"I know defense is one of the biggest keys here for winning a championship," Jefferson said. "So when you've got guys like my teammates who know how to win and know what it takes to win, I'm not going to be the sore toe sticking out on the defensive end. I'm going to do what it takes.
"Defense has always been something I have to improve on. And one thing I know about coach [Jerry] Sloan: He motivates you. He'll make you run through a wall for [him]. … He's the type of guy that, if I'm not doing what I'm supposed to be doing, he's going to let me know. And that's what I need. And that's what's going to make me that great defensive player."
That is exactly what Jazz General Manager Kevin O'Connor wants to hear.
O'Connor acknowledged that Utah has long eyed Jefferson, tracking his progress and respecting his consistent production.
But just as Jefferson is looking forward to an upcoming season filled with the promise of change, O'Connor said that the center must be willing to listen and adapt to what his new team needs.
Where scouts were detailed in their assessment of what Jefferson must refine his ability to play without the ball and excel in the Jazz's pick-and-roll-based offense; the time that it takes for him to post up and score on an opponent O'Connor was straightforward and specific.
"We want him to turn his statistics into helping us win," O'Connor said.
To Jefferson, the request is not a problem.
Williams is already Batman. He just wants to be Robin. And after a career filled with big but empty numbers and mid-April exits, Big Al is dreaming in navy blue, gold and green.
"I'm still young, man," Jefferson said. "With this opportunity I got with the Jazz, that's one of the reasons I was happy that I didn't get traded to Dallas. I got traded here. Because we're all young here. We're all around the same age, and we can grow old together.
"The thing is, I think I can really take my game up to a whole other level. Because nobody is going to remember a guy who averaged 20 [points] and 10 [rebounds] on a team that's only winning 14 games a year. But you will remember a guy who averaged 16 and 12 on a team that's making the playoffs every year. I just think I've only scratched the surface."

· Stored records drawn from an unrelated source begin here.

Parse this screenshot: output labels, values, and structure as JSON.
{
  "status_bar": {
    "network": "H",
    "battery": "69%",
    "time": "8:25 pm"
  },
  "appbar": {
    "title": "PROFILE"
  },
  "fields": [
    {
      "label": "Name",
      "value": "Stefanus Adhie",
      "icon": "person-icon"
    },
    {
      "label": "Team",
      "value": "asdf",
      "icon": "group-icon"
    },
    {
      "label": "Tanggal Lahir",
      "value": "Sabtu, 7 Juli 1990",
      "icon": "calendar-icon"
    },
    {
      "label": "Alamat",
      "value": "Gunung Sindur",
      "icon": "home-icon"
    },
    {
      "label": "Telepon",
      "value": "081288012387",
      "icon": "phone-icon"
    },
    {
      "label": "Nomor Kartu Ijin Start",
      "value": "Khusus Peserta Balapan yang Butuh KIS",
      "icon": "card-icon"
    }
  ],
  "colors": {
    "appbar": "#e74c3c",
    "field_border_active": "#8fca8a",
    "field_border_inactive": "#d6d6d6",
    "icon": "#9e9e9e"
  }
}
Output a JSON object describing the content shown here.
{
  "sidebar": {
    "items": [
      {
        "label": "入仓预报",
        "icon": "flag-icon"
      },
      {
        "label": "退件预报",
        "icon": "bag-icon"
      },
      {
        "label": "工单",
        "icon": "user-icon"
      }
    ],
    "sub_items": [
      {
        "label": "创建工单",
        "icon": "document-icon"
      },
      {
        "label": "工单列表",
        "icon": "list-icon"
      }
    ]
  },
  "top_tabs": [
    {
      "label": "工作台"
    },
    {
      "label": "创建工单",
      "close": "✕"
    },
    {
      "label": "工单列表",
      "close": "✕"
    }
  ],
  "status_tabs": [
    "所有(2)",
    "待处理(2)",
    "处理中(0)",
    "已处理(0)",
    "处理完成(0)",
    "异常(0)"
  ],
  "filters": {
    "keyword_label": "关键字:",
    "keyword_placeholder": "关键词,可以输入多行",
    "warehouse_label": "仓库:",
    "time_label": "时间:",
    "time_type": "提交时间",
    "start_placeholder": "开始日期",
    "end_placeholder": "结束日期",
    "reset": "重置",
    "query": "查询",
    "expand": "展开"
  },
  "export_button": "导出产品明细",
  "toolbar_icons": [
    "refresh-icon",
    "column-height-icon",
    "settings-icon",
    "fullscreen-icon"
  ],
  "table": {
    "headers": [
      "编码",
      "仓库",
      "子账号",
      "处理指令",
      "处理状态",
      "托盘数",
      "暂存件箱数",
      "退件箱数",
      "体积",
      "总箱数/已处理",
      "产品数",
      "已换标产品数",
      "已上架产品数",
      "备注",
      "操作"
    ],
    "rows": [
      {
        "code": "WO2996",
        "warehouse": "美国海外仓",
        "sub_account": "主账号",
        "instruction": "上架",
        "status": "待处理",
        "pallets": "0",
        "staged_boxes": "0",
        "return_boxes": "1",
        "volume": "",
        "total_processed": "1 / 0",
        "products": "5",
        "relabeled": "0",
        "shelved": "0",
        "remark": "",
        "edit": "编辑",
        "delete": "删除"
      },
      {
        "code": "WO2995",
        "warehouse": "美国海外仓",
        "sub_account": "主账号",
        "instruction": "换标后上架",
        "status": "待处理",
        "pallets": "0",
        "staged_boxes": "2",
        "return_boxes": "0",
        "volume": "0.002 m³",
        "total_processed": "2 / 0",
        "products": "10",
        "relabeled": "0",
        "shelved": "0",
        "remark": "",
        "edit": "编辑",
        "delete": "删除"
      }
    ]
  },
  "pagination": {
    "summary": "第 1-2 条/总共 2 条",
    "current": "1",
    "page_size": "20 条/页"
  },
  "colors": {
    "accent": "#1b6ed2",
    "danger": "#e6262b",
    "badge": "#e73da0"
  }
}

Check The Salt Lake Tribune's Jazz Notes blog at sltrib.com/Blogs/jazznotes for a transcript of an exclusive interview with Utah center Al Jefferson.
'Big Al' aims to make a bigger splash
Who • Al Jefferson
What • Utah Jazz center
Age • 25
Number • 25
Vitals • 6-foot-10, 265 pounds
Stats • 15.3 points, 8.7 rebounds, 50.3 percent shooting
Year • 6
Teams • Boston, Minnesota, Utah
Draft • No. 15 overall selection out of Prentiss (Miss.) High School in the 2004 NBA Draft
Jefferson on his career and the Jazz • "I think I can really take my game up to a whole other level. Because nobody is going to remember a guy who averaged 20 [points] and 10 [rebounds] on a team that's only winning 14 games a year. But you will remember a guy who averaged 16 and 12 on a team that's making the playoffs every year. I just think I've only scratched the surface."
Jefferson on his relationship with Deron Williams • "He's Batman. He's the captain. He's the guy, you know. And I'm Robin. So I'm willing to do whatever. I'm not worried about jelling with him. I'm going to adjust to him. Whatever he needs me to do is going to be done. Because the first thing he said to me when I talked to him is, 'I'm going to make you an All-Star.' And when he said that to me, I believed him. He wasn't just talking. He wasn't just saying it because it sounded good. He really means that. And I'm not going to do nothing to mess that up."
NBA scouts' take
Strengths • Footwork, balance, power, soft touch, shot fake, basketball intelligence, low-post moves, inside-outside game, finish with both hands
Weaknesses • Pick-and-roll defense, passing, lateral movement, defensive focus and intensity, maximizing potential, holds ball too long